◆ **Information supplied**:
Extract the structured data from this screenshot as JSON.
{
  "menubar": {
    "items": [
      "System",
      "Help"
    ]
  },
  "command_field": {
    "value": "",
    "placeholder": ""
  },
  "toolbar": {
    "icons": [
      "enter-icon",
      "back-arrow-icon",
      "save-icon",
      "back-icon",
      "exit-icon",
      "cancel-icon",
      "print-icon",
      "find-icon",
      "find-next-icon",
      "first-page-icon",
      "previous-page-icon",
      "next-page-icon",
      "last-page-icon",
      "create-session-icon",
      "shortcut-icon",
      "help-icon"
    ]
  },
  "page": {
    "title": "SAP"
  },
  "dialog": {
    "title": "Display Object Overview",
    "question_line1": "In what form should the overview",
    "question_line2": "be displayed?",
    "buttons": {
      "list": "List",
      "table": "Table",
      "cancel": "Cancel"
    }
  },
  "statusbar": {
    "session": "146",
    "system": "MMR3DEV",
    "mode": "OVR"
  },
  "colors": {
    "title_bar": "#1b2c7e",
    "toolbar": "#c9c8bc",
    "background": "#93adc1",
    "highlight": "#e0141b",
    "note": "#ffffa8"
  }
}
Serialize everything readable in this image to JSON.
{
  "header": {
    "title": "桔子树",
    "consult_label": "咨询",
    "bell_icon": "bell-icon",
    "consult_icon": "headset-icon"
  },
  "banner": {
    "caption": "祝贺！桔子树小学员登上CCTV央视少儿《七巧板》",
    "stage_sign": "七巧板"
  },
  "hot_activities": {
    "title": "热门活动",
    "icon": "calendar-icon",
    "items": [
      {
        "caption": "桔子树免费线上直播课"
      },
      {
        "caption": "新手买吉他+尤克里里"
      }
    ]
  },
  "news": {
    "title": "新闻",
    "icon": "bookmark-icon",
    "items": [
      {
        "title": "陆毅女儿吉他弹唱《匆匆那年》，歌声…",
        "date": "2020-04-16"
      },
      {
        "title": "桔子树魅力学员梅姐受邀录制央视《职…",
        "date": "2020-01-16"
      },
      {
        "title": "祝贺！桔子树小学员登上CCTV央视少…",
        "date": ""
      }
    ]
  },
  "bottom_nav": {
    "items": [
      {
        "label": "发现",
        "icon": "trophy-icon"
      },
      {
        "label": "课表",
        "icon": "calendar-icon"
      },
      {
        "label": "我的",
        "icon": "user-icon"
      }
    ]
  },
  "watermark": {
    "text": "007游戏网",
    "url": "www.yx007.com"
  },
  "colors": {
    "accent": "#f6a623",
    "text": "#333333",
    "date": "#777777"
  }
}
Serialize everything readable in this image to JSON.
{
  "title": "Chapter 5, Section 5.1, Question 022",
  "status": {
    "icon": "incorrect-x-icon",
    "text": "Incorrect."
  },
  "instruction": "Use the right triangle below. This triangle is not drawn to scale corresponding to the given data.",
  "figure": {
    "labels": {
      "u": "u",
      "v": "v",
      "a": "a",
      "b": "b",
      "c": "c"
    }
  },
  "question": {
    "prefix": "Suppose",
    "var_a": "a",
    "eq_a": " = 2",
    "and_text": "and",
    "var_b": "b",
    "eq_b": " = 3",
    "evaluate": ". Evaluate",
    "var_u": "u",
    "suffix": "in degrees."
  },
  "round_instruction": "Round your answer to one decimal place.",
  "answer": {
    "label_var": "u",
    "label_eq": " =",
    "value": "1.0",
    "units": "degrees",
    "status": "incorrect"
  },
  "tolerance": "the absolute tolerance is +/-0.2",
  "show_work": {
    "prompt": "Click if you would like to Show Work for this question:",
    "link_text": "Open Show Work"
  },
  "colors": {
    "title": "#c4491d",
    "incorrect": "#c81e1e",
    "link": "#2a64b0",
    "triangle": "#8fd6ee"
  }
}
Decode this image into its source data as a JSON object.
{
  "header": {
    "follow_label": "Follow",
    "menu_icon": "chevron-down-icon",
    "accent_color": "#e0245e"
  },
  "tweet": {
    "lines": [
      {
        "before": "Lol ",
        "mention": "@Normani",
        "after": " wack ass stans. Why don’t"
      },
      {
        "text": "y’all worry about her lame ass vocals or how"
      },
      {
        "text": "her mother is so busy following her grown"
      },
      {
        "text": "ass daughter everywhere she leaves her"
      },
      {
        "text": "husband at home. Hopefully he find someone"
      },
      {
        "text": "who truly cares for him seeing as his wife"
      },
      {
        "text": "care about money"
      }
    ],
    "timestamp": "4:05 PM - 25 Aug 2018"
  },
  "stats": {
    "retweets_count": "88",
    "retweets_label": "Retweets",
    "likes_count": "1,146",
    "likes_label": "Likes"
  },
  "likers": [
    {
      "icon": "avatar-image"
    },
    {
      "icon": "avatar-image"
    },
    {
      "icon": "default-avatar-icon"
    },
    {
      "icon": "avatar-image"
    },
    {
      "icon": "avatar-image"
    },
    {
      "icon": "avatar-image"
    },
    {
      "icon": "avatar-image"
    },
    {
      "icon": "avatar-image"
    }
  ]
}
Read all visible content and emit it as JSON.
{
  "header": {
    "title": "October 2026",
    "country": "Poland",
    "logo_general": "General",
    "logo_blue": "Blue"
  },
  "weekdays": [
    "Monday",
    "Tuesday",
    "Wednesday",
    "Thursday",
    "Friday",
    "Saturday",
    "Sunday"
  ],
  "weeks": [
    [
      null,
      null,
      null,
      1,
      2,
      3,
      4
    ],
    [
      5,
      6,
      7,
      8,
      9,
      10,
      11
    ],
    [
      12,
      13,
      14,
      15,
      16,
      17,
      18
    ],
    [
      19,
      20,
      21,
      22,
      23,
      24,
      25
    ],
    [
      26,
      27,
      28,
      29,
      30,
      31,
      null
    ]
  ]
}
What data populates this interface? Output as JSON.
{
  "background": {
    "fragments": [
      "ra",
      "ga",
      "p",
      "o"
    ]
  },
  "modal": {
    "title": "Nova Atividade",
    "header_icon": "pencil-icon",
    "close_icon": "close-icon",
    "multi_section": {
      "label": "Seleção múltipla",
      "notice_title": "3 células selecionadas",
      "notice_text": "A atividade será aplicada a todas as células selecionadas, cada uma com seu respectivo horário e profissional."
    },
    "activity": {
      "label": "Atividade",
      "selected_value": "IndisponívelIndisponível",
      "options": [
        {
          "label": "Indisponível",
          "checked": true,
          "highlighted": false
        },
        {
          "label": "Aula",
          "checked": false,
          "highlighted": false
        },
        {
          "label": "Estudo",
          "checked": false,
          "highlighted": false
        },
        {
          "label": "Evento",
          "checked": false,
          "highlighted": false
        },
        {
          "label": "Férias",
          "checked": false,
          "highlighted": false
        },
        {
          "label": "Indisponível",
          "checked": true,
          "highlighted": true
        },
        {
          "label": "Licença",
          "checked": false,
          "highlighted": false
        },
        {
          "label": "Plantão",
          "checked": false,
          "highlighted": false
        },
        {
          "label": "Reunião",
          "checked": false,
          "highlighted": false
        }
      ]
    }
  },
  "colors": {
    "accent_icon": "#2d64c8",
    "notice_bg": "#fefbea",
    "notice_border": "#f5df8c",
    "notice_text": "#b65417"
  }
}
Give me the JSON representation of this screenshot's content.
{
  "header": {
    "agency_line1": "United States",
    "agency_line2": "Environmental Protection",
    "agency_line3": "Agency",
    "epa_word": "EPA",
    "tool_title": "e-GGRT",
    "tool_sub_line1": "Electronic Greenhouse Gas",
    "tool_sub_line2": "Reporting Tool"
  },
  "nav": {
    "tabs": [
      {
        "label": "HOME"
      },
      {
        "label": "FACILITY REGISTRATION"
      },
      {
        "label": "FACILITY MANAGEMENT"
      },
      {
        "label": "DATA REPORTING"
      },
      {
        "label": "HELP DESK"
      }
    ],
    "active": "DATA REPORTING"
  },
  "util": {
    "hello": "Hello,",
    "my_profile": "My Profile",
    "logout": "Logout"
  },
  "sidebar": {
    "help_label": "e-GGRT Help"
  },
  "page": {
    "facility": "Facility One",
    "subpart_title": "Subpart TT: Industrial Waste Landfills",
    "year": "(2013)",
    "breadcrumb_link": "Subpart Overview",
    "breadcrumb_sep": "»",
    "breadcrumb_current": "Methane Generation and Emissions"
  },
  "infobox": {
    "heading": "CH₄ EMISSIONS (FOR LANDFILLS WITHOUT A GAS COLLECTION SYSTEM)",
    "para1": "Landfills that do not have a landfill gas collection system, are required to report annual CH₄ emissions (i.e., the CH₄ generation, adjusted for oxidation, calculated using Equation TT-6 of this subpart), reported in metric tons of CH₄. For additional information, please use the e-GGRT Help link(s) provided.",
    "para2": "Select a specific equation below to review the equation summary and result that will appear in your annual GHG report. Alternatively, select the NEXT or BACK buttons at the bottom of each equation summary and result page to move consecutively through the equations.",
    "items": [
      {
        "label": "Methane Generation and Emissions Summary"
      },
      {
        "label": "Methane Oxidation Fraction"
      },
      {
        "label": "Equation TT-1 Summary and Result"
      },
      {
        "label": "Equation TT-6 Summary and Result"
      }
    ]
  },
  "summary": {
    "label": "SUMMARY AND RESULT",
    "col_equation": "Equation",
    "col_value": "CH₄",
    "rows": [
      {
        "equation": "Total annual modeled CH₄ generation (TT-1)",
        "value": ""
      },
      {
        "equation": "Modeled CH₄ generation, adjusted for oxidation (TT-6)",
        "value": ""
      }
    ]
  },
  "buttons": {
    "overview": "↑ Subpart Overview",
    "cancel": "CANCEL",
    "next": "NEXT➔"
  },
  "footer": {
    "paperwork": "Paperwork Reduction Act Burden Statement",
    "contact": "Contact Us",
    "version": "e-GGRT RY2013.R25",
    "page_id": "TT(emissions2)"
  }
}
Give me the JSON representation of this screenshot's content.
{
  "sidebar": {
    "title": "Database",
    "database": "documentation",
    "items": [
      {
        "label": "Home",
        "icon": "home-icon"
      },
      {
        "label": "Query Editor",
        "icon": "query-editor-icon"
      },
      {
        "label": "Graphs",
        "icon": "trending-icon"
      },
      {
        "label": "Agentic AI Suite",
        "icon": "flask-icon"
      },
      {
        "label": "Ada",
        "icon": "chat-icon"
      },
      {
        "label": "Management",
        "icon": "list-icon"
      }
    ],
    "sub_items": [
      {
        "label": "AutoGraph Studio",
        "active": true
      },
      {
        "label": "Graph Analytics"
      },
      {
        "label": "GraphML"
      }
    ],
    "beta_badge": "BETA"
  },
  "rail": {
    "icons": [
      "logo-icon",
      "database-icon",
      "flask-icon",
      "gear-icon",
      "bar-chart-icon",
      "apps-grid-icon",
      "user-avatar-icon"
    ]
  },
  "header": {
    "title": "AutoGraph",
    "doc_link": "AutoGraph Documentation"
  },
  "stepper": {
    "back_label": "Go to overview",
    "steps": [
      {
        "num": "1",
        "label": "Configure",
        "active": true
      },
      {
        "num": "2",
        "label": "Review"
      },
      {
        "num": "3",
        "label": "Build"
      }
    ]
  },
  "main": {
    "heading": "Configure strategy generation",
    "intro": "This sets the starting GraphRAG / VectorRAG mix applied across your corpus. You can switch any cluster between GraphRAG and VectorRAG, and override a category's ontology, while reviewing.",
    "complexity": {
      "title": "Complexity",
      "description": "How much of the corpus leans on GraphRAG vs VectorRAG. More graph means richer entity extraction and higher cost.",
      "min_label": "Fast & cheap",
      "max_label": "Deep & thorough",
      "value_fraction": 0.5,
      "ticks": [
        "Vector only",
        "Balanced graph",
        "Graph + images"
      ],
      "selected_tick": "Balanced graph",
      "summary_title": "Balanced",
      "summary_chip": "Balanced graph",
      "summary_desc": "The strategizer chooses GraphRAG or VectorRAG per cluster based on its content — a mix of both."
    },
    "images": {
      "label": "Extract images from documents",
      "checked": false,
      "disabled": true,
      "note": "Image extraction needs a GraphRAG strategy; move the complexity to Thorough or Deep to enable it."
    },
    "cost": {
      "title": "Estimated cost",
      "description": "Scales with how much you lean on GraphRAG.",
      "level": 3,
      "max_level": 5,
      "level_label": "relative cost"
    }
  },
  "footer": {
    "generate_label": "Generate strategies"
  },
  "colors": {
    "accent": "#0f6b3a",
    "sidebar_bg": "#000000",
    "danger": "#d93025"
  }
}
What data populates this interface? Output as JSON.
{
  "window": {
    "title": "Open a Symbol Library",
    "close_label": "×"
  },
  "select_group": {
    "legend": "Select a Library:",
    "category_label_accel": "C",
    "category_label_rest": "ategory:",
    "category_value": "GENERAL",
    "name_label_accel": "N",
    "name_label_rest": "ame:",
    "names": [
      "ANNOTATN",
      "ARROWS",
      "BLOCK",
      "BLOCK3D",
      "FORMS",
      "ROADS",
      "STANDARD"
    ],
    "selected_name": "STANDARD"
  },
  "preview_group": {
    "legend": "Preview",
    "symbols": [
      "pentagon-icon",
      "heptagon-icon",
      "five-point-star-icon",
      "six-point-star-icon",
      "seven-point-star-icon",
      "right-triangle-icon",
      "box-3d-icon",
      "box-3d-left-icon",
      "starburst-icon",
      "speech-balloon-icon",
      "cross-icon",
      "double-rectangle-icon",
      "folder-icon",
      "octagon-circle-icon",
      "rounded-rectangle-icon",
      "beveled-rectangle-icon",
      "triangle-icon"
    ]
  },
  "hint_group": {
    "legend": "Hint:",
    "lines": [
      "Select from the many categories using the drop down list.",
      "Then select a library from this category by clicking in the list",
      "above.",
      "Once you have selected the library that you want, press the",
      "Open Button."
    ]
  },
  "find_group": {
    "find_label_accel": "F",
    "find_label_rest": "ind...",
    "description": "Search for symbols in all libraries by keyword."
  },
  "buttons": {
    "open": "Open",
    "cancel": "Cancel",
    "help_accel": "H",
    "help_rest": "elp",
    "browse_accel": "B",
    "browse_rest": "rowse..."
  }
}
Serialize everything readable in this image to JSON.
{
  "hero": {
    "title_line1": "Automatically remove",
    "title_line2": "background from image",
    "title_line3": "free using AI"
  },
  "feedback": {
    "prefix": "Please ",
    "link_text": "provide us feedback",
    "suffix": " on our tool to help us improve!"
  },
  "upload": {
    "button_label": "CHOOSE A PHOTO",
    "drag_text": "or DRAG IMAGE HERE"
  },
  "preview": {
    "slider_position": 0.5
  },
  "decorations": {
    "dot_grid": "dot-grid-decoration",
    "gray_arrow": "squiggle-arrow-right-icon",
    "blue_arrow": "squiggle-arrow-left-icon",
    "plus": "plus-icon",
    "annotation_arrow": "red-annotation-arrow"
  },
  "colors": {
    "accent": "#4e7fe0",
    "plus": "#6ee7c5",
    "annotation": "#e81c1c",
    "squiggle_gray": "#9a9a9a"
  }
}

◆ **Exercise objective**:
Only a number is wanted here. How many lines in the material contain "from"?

◆ **Answer below**:
5